PPL’s Kentucky utilities — Louisville Gas and Electric and Kentucky Utilities, or LG&E/KU — will retire two coal-fired generating units totaling nearly 600 MW along with 47 MW of gas-fired generation under a Monday decision by the Kentucky Public Service Commission. The utilities will build a roughly 640-MW gas-fired plant to help replace the lost capacity.
The PSC rejected the utilities’ request to shutter two other coal-fired units totaling nearly 900 MW and replace them with a second 640-MW gas-fired plant, saying the retirements should be delayed until there is clarity around potential ozone-related emissions requirements and other environmental regulations.
Despite the changes, the utilities’ planned capital investments in Kentucky is “materially consistent” with their original $2.1 billion proposal, PPL said Tuesday in a Securities and Exchange Commission filing.
The PSC’s decision comes after Kentucky enacted a law in March that requires the commission to review proposed fossil-fueled power plant retirements, with a rebuttable presumption that they shouldn’t be shuttered.

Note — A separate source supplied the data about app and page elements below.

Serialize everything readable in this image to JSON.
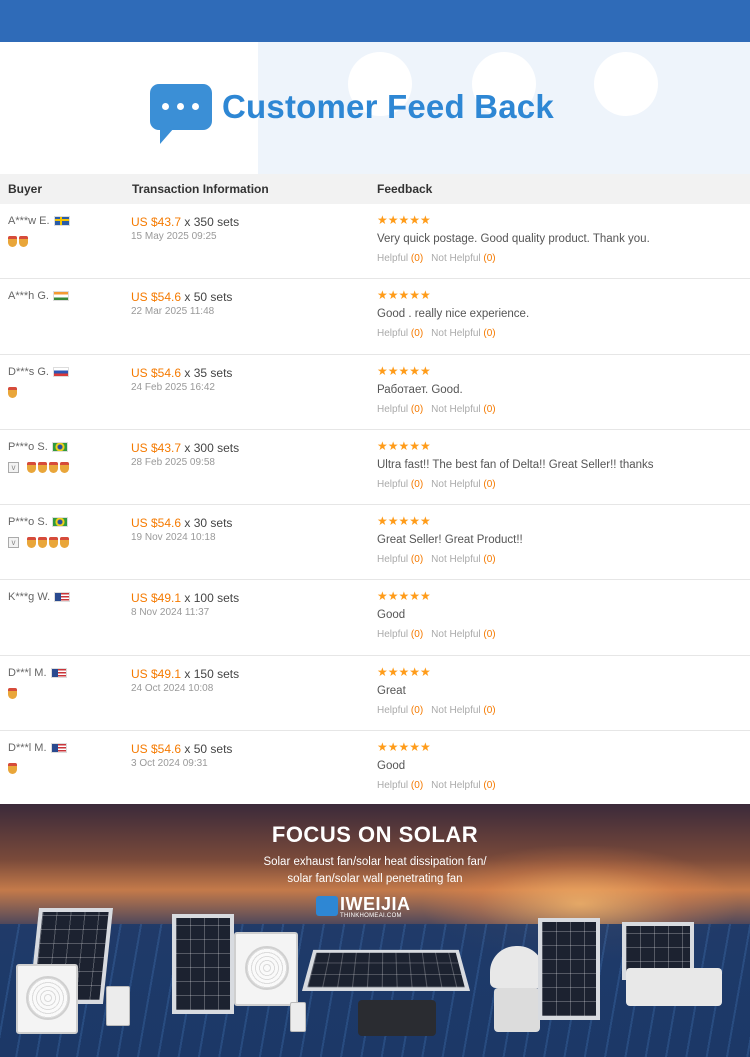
{
  "header": {
    "title": "Customer Feed Back",
    "icon": "chat-bubble-icon",
    "accent_color": "#2e87d4"
  },
  "table": {
    "columns": [
      "Buyer",
      "Transaction Information",
      "Feedback"
    ],
    "helpful_label": "Helpful",
    "not_helpful_label": "Not Helpful",
    "rows": [
      {
        "buyer": "A***w E.",
        "country_flag": "sweden-flag-icon",
        "badges": 2,
        "vip": false,
        "price": "US $43.7",
        "qty": " x 350 sets",
        "date": "15 May 2025 09:25",
        "rating": 5,
        "comment": "Very quick postage. Good quality product. Thank you.",
        "helpful": "(0)",
        "not_helpful": "(0)"
      },
      {
        "buyer": "A***h G.",
        "country_flag": "india-flag-icon",
        "badges": 0,
        "vip": false,
        "price": "US $54.6",
        "qty": " x 50 sets",
        "date": "22 Mar 2025 11:48",
        "rating": 5,
        "comment": "Good . really nice experience.",
        "helpful": "(0)",
        "not_helpful": "(0)"
      },
      {
        "buyer": "D***s G.",
        "country_flag": "russia-flag-icon",
        "badges": 1,
        "vip": false,
        "price": "US $54.6",
        "qty": " x 35 sets",
        "date": "24 Feb 2025 16:42",
        "rating": 5,
        "comment": "Работает. Good.",
        "helpful": "(0)",
        "not_helpful": "(0)"
      },
      {
        "buyer": "P***o S.",
        "country_flag": "brazil-flag-icon",
        "badges": 4,
        "vip": true,
        "price": "US $43.7",
        "qty": " x 300 sets",
        "date": "28 Feb 2025 09:58",
        "rating": 5,
        "comment": "Ultra fast!! The best fan of Delta!! Great Seller!! thanks",
        "helpful": "(0)",
        "not_helpful": "(0)"
      },
      {
        "buyer": "P***o S.",
        "country_flag": "brazil-flag-icon",
        "badges": 4,
        "vip": true,
        "price": "US $54.6",
        "qty": " x 30 sets",
        "date": "19 Nov 2024 10:18",
        "rating": 5,
        "comment": "Great Seller! Great Product!!",
        "helpful": "(0)",
        "not_helpful": "(0)"
      },
      {
        "buyer": "K***g W.",
        "country_flag": "usa-flag-icon",
        "badges": 0,
        "vip": false,
        "price": "US $49.1",
        "qty": " x 100 sets",
        "date": "8 Nov 2024 11:37",
        "rating": 5,
        "comment": "Good",
        "helpful": "(0)",
        "not_helpful": "(0)"
      },
      {
        "buyer": "D***l M.",
        "country_flag": "usa-flag-icon",
        "badges": 1,
        "vip": false,
        "price": "US $49.1",
        "qty": " x 150 sets",
        "date": "24 Oct 2024 10:08",
        "rating": 5,
        "comment": "Great",
        "helpful": "(0)",
        "not_helpful": "(0)"
      },
      {
        "buyer": "D***l M.",
        "country_flag": "usa-flag-icon",
        "badges": 1,
        "vip": false,
        "price": "US $54.6",
        "qty": " x 50 sets",
        "date": "3 Oct 2024 09:31",
        "rating": 5,
        "comment": "Good",
        "helpful": "(0)",
        "not_helpful": "(0)"
      }
    ]
  },
  "banner": {
    "title": "FOCUS ON SOLAR",
    "subtitle_line1": "Solar exhaust fan/solar heat dissipation fan/",
    "subtitle_line2": "solar fan/solar wall penetrating fan",
    "logo_text": "IWEIJIA",
    "logo_url": "THINKHOMEAI.COM"
  },
  "colors": {
    "top_bar": "#2f6bb8",
    "price": "#f57a00",
    "stars": "#ff9c1a"
  }
}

Among other things, a utility must show a retiring power plant will be replaced with generation that maintains or improves grid reliability and that the retirement wasn’t caused by federal financial incentives or benefits.
“This case is fundamentally about the adequacy, reliability and cost of LG&E/KU’s generation facilities,” the PSC said. “This order attempts to maximize the reliability of those dollars that will be spent on generation and transmission facilities, while minimizing the risk of burdensome rates and stranded costs.”
The PSC said it was premature to retire the Ghent 2 and Brown 3 coal-fired units given the timing of overhaul costs and uncertainty surrounding their environmental compliance requirements.
The PSC approved the utilities' plan to build a 120-MW solar plant in Mercer County, Kentucky, and to buy a similar solar facility in Marion County, Kentucky, to be built by BrightNight.
It also approved four solar power purchase agreements totaling 637 MW with BrightNight, ibV Energy Partners and Clearway Energy.
“In nearly every scenario studied, the proposed solar reduced the total cost for customers by providing cheap energy,” the PSC said. The commission will determine how LG&E/KU will recover its PPA-related costs in a future case.
The commission also approved a 125 MW/500 MWh battery energy storage facility to be built at KU's E.W. Brown power plant, which it said will give LG&E/KU insight into operating and integrating large-scale storage to meet customer demand. The project is expected to cost $270 million, or $135 million if it receives federal subsidies, according to the PSC’s decision.
The PSC rejected calls that LG&E/KU acquire their resource needs by joining a regional transmission organization.
“If LG&E/KU are retiring generation, and customer demand requires replacement generation, this commission expects LG&E/KU to own or contract for the necessary resources, not depend on a capacity market where someone else is in charge of weatherization, maintenance and fuel assurance of those resources,” the PSC said.
Even so, LG&E/KU should continue to consider joining an RTO to maximize their investments for the benefit of its customers, and to take advantage of the reliability benefits of being in a larger system, the PSC said.
The PSC also approved LG&E/KU’s proposal for $340.7 million, up from $98 million, in energy efficiency and demand-side management programs. The utilities estimate their proposal will increase peak cumulative demand savings to 377 MW by 2030 from a previous projection of 296 MW.
PPL didn’t respond to a request to explain why its $2.1 billion generation replacement plan in Kentucky would remain essentially unchanged after the PSC rejected building a gas-fired power plant. However, the expected costs of LG&E/KU’s proposal increased since it was proposed in December, Vincent Sorgi, PPL president and CEO said in a Nov. 2 earnings conference call. The expected costs are confidential, he said.